Seven-year-old’s actions save family
Published 5:03 pm Tuesday, March 6, 2012
By NEAL WAGNER / City Editor
When a beeping sound awakened Alabaster resident Lisa Davis in the middle of the night on Feb. 14, she thought it was her alarm clock.
But when Davis reached over and hit the off button on her clock, the beeping didn’t stop.
“It took me a minute to realize it was the smoke detector,” Davis said, noting her 7-year-old son, Tripp, was sleeping with her while her husband, Michael, was out of town. “I just grabbed Tripp and ran out, and our dog followed us outside.”
Davis didn’t know it at the time, but a fire had started in the home’s master bathroom – just a few feet from where she and Tripp were sleeping.

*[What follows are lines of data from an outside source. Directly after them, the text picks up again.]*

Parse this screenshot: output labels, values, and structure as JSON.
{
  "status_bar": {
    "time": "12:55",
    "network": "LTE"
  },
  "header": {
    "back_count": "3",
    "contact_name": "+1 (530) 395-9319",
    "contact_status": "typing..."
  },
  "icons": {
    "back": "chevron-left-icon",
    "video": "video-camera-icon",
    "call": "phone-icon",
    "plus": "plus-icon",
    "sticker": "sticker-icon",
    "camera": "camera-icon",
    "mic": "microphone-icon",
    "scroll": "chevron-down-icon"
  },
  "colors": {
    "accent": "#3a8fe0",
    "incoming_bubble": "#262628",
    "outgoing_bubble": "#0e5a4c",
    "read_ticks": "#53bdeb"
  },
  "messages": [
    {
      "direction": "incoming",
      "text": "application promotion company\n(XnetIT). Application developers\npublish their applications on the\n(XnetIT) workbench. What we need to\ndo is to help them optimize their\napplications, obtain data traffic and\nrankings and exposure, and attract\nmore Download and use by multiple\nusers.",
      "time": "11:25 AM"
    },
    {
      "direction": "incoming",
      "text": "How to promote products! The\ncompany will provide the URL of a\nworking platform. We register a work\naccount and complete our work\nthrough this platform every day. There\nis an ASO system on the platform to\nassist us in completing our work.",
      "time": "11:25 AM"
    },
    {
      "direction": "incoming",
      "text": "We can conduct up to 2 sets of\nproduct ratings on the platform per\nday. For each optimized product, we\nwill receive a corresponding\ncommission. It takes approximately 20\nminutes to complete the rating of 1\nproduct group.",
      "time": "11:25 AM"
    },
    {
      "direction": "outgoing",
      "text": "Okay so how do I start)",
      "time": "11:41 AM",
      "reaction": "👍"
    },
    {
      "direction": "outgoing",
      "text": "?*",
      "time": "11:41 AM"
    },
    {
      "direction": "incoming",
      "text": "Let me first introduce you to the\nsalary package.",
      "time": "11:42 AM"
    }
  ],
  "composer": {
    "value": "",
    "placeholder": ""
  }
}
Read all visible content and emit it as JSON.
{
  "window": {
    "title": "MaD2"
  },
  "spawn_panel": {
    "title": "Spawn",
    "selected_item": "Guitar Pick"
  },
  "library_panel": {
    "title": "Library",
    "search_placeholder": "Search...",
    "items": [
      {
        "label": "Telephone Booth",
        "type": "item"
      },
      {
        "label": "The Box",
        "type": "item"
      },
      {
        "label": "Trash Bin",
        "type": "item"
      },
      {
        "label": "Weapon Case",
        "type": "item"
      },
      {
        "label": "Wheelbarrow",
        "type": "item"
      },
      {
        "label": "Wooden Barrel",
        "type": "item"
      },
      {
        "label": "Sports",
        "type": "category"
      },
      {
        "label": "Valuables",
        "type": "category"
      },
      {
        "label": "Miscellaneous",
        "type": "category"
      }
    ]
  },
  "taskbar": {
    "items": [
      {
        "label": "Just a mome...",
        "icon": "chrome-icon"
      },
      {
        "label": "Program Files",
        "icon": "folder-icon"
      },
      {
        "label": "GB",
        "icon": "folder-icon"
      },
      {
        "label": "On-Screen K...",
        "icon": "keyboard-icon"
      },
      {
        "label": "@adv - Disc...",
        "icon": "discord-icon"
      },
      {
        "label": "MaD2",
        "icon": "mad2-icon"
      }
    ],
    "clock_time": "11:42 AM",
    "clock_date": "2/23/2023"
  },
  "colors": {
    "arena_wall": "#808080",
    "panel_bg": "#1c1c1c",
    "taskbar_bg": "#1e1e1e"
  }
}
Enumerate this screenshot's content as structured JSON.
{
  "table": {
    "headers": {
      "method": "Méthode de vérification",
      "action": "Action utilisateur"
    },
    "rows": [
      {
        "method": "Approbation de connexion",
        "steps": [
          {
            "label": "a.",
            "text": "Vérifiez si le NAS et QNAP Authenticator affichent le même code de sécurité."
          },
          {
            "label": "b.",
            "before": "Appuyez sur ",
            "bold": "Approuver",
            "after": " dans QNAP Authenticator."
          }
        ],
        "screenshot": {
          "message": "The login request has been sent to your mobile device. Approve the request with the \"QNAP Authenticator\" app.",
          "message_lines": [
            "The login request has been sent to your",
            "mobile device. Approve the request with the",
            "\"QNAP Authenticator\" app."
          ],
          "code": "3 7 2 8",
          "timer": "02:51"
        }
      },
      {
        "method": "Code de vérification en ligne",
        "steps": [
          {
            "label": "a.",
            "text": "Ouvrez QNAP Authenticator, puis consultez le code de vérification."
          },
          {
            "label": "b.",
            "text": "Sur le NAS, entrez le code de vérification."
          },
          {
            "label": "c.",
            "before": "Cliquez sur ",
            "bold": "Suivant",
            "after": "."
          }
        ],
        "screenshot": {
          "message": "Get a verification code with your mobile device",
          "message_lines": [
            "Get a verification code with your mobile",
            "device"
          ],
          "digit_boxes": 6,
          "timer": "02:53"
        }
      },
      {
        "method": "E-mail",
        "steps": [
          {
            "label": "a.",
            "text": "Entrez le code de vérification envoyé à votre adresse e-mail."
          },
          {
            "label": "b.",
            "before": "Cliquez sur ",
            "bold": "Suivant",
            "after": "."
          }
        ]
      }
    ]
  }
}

“The response time for the fire department was four minutes,” Davis said. “The fire chief kept telling me how lucky we were that the fire alarm woke us up and got us out of there.”
Davis said the fire alarm may not have been functional had it not been for Tripp’s actions during the months leading up to the fire. Through the Cub Scouts and Alabaster Fire Department lessons at his school, Meadow View Elementary, Tripp learned the importance of regularly testing the smoke detectors in his house, formulating a fire escape plan and holding safety meetings with his parents.
“A lot of times, we will get caught up in our everyday lives. It’s not always something we think about,” Davis said of the smoke detectors.
Davis said Tripp frequently requests she and her husband check the functionality of the family’s smoke detectors.
“He’s too short to test them, so he will walk down the hall and ask us to check them,” Davis said. “And he will say ‘Mom, if you ever catch on fire, just stop, drop and roll.
“The firefighters made quite an impression on Tripp. It’s amazing what the fire department does,” Davis said. “He thinks they are really cool, but he truly listens to what they say.”
During the Alabaster City Council’s March 5 meeting, Alabaster Mayor David Frings presented Tripp with a Certificate of Recognition for his actions.
“Part of his homework was to go home and discuss fire safety with his parents. He went home and checked the smoke detectors and discussed an escape plan with his family,” Frings said. “Unfortunately, he got to test his plan.
“It’s safe to assume that the smoke detector saved both of their lives,” Frings said of Davis and her son.
Davis said Tripp is a “blessing,” and said she was unsure if they would have escaped the incident unharmed if it weren’t for his actions.
“The good Lord looked over us that night,” Davis said. “In my heart, I know Tripp was the reason we got out that night.”